Likewise, expect Seymour to continue to carve out his own electoral niche as the sole opposition to gun law reforms and the champion of widening free speech laws, a stance that has opened him to accusations of pandering to the racist vote.
Seymour denies this and was quick to claim that Act's newfound support was the result of "people responding to principle", but that seems unlikely given Act has been so close to lifeless for so long while singing the same old tune.
The logic is that people concerned about firearm laws and free speech must be racist.
I have challenged Derek Cheng to explain his logic to me but, of course, he won’t call because what he has written is indefensible.
If he plucks up the courage to call I will explain to him that supporting due process in lawmaking, especially when the results are as disastrous as those of April’s Arms Amendment Bill, is not a racist position. It’s a position that a range of people hold regardless of their ethnicity.
Similarly, believing in freedom of speech and being concerned about its erosion is a position many people take. The people in the world fighting hardest for it today are in Hong Kong, and it’s not because they’re white supremacists.

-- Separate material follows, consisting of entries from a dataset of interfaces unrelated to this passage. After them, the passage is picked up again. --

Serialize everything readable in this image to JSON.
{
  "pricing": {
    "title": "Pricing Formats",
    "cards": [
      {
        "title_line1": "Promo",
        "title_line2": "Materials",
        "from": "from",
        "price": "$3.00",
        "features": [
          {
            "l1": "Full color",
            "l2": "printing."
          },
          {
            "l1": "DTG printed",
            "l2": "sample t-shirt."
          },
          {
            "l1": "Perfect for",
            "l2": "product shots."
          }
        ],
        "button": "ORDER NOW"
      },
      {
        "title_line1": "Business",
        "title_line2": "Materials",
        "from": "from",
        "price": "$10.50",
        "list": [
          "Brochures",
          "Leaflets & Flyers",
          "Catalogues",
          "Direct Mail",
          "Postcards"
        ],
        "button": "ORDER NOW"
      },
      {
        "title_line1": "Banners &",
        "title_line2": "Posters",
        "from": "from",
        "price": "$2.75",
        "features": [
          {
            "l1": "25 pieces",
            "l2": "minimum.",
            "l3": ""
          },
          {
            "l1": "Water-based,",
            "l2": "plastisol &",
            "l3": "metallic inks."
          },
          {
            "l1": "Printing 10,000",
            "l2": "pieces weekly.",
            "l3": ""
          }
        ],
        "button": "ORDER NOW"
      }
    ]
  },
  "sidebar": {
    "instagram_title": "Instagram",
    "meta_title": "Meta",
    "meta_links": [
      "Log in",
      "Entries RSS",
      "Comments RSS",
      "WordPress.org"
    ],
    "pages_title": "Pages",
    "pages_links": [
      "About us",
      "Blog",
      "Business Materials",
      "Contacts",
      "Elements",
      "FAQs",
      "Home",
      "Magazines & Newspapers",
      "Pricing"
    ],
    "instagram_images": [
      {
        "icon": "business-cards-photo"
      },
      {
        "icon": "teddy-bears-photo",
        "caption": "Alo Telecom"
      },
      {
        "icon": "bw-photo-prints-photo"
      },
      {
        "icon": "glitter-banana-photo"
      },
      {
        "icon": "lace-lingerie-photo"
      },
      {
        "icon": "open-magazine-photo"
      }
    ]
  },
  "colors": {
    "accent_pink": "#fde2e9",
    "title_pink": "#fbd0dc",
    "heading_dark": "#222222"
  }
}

Derek Cheng might even come to understand that ACT's support is rising because basic freedom issues are arising in a way that they haven’t in previous years. Who knows, perhaps he might acknowledge ACT’s various actions in opposing racism over recent years? I am not holding my breath.
The great irony is that by calling all people with these concerns racist, The Herald is engaging in generalising and stereotyping. None of this helps public trust in the press.